-- YOUR INSTRUCTIONS --
The response should consist of the records that follow, printed exactly.
================
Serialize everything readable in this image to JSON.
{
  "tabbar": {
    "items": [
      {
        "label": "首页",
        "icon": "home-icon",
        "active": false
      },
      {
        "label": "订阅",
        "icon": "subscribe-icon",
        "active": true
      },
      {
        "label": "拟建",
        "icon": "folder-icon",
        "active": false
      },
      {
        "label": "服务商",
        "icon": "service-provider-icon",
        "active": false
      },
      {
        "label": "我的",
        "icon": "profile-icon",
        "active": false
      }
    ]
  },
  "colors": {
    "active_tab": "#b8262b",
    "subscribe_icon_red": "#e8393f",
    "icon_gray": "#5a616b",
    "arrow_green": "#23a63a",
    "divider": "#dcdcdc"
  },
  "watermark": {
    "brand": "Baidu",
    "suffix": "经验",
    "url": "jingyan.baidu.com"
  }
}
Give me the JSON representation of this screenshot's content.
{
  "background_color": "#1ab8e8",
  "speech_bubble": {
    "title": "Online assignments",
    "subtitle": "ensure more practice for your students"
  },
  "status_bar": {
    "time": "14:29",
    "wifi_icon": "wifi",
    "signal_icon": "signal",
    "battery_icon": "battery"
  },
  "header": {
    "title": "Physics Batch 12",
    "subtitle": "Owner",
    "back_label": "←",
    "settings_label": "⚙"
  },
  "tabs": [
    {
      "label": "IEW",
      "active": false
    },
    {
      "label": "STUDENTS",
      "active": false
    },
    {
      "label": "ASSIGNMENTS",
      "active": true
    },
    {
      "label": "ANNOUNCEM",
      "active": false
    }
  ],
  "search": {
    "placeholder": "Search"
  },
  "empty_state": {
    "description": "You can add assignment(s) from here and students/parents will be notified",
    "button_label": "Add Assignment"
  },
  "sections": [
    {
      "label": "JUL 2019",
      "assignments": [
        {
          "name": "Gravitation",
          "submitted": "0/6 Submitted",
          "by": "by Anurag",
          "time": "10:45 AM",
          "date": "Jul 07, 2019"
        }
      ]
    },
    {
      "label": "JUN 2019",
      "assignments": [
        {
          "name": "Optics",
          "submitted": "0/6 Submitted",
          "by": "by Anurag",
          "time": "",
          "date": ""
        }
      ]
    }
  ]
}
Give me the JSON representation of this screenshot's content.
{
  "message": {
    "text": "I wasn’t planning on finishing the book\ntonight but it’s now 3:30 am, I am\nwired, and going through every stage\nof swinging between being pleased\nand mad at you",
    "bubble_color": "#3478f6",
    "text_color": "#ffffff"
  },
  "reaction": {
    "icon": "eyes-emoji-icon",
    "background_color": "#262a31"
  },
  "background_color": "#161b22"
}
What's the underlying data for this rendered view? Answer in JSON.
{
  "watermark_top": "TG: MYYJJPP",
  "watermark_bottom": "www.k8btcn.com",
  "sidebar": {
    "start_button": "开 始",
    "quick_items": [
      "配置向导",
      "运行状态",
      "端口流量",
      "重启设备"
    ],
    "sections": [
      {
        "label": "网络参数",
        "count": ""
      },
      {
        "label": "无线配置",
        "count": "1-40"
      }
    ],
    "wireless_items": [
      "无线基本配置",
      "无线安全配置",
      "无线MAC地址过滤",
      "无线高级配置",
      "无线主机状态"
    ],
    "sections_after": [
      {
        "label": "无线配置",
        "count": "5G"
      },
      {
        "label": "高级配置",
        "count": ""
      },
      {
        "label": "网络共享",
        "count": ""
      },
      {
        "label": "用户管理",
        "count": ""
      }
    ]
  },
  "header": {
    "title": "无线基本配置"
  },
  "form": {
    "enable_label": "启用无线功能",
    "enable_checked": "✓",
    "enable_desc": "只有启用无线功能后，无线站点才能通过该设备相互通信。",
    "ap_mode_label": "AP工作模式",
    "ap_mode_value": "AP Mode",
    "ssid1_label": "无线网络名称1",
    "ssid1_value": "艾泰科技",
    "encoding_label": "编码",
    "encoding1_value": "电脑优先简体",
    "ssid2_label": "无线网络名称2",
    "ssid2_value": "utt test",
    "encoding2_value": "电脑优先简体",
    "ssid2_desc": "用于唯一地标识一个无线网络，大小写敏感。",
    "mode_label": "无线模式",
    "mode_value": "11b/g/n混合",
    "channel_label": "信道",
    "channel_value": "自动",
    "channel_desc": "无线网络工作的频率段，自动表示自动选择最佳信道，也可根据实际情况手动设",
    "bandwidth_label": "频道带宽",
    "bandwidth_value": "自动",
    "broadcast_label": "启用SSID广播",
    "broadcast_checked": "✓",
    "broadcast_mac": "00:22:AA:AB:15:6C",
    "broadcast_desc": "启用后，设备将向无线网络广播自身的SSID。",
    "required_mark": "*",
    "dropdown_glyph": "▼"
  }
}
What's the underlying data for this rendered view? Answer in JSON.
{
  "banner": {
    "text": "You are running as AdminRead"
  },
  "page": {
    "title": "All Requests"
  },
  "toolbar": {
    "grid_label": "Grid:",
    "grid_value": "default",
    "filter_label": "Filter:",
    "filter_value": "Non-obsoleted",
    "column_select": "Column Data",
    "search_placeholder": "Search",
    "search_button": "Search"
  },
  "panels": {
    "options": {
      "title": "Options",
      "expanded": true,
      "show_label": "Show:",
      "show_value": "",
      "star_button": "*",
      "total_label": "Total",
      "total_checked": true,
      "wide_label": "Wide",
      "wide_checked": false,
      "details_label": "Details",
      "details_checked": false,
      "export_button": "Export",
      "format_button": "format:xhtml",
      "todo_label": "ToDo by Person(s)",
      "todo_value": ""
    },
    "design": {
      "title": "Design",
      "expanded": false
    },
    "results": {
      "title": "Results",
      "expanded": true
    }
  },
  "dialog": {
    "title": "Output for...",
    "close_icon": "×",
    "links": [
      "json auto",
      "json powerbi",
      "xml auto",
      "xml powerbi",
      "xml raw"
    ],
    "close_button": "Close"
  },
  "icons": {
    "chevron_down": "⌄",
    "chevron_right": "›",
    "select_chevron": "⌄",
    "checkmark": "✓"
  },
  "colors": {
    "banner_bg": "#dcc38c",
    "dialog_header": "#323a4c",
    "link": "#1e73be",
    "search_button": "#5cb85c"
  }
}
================
-- SOLUTION --
Serialize everything readable in this image to JSON.
{
  "tabbar": {
    "items": [
      {
        "label": "首页",
        "icon": "home-icon",
        "active": false
      },
      {
        "label": "订阅",
        "icon": "subscribe-icon",
        "active": true
      },
      {
        "label": "拟建",
        "icon": "folder-icon",
        "active": false
      },
      {
        "label": "服务商",
        "icon": "service-provider-icon",
        "active": false
      },
      {
        "label": "我的",
        "icon": "profile-icon",
        "active": false
      }
    ]
  },
  "colors": {
    "active_tab": "#b8262b",
    "subscribe_icon_red": "#e8393f",
    "icon_gray": "#5a616b",
    "arrow_green": "#23a63a",
    "divider": "#dcdcdc"
  },
  "watermark": {
    "brand": "Baidu",
    "suffix": "经验",
    "url": "jingyan.baidu.com"
  }
}
Give me the JSON representation of this screenshot's content.
{
  "background_color": "#1ab8e8",
  "speech_bubble": {
    "title": "Online assignments",
    "subtitle": "ensure more practice for your students"
  },
  "status_bar": {
    "time": "14:29",
    "wifi_icon": "wifi",
    "signal_icon": "signal",
    "battery_icon": "battery"
  },
  "header": {
    "title": "Physics Batch 12",
    "subtitle": "Owner",
    "back_label": "←",
    "settings_label": "⚙"
  },
  "tabs": [
    {
      "label": "IEW",
      "active": false
    },
    {
      "label": "STUDENTS",
      "active": false
    },
    {
      "label": "ASSIGNMENTS",
      "active": true
    },
    {
      "label": "ANNOUNCEM",
      "active": false
    }
  ],
  "search": {
    "placeholder": "Search"
  },
  "empty_state": {
    "description": "You can add assignment(s) from here and students/parents will be notified",
    "button_label": "Add Assignment"
  },
  "sections": [
    {
      "label": "JUL 2019",
      "assignments": [
        {
          "name": "Gravitation",
          "submitted": "0/6 Submitted",
          "by": "by Anurag",
          "time": "10:45 AM",
          "date": "Jul 07, 2019"
        }
      ]
    },
    {
      "label": "JUN 2019",
      "assignments": [
        {
          "name": "Optics",
          "submitted": "0/6 Submitted",
          "by": "by Anurag",
          "time": "",
          "date": ""
        }
      ]
    }
  ]
}
Give me the JSON representation of this screenshot's content.
{
  "message": {
    "text": "I wasn’t planning on finishing the book\ntonight but it’s now 3:30 am, I am\nwired, and going through every stage\nof swinging between being pleased\nand mad at you",
    "bubble_color": "#3478f6",
    "text_color": "#ffffff"
  },
  "reaction": {
    "icon": "eyes-emoji-icon",
    "background_color": "#262a31"
  },
  "background_color": "#161b22"
}
What's the underlying data for this rendered view? Answer in JSON.
{
  "watermark_top": "TG: MYYJJPP",
  "watermark_bottom": "www.k8btcn.com",
  "sidebar": {
    "start_button": "开 始",
    "quick_items": [
      "配置向导",
      "运行状态",
      "端口流量",
      "重启设备"
    ],
    "sections": [
      {
        "label": "网络参数",
        "count": ""
      },
      {
        "label": "无线配置",
        "count": "1-40"
      }
    ],
    "wireless_items": [
      "无线基本配置",
      "无线安全配置",
      "无线MAC地址过滤",
      "无线高级配置",
      "无线主机状态"
    ],
    "sections_after": [
      {
        "label": "无线配置",
        "count": "5G"
      },
      {
        "label": "高级配置",
        "count": ""
      },
      {
        "label": "网络共享",
        "count": ""
      },
      {
        "label": "用户管理",
        "count": ""
      }
    ]
  },
  "header": {
    "title": "无线基本配置"
  },
  "form": {
    "enable_label": "启用无线功能",
    "enable_checked": "✓",
    "enable_desc": "只有启用无线功能后，无线站点才能通过该设备相互通信。",
    "ap_mode_label": "AP工作模式",
    "ap_mode_value": "AP Mode",
    "ssid1_label": "无线网络名称1",
    "ssid1_value": "艾泰科技",
    "encoding_label": "编码",
    "encoding1_value": "电脑优先简体",
    "ssid2_label": "无线网络名称2",
    "ssid2_value": "utt test",
    "encoding2_value": "电脑优先简体",
    "ssid2_desc": "用于唯一地标识一个无线网络，大小写敏感。",
    "mode_label": "无线模式",
    "mode_value": "11b/g/n混合",
    "channel_label": "信道",
    "channel_value": "自动",
    "channel_desc": "无线网络工作的频率段，自动表示自动选择最佳信道，也可根据实际情况手动设",
    "bandwidth_label": "频道带宽",
    "bandwidth_value": "自动",
    "broadcast_label": "启用SSID广播",
    "broadcast_checked": "✓",
    "broadcast_mac": "00:22:AA:AB:15:6C",
    "broadcast_desc": "启用后，设备将向无线网络广播自身的SSID。",
    "required_mark": "*",
    "dropdown_glyph": "▼"
  }
}
What's the underlying data for this rendered view? Answer in JSON.
{
  "banner": {
    "text": "You are running as AdminRead"
  },
  "page": {
    "title": "All Requests"
  },
  "toolbar": {
    "grid_label": "Grid:",
    "grid_value": "default",
    "filter_label": "Filter:",
    "filter_value": "Non-obsoleted",
    "column_select": "Column Data",
    "search_placeholder": "Search",
    "search_button": "Search"
  },
  "panels": {
    "options": {
      "title": "Options",
      "expanded": true,
      "show_label": "Show:",
      "show_value": "",
      "star_button": "*",
      "total_label": "Total",
      "total_checked": true,
      "wide_label": "Wide",
      "wide_checked": false,
      "details_label": "Details",
      "details_checked": false,
      "export_button": "Export",
      "format_button": "format:xhtml",
      "todo_label": "ToDo by Person(s)",
      "todo_value": ""
    },
    "design": {
      "title": "Design",
      "expanded": false
    },
    "results": {
      "title": "Results",
      "expanded": true
    }
  },
  "dialog": {
    "title": "Output for...",
    "close_icon": "×",
    "links": [
      "json auto",
      "json powerbi",
      "xml auto",
      "xml powerbi",
      "xml raw"
    ],
    "close_button": "Close"
  },
  "icons": {
    "chevron_down": "⌄",
    "chevron_right": "›",
    "select_chevron": "⌄",
    "checkmark": "✓"
  },
  "colors": {
    "banner_bg": "#dcc38c",
    "dialog_header": "#323a4c",
    "link": "#1e73be",
    "search_button": "#5cb85c"
  }
}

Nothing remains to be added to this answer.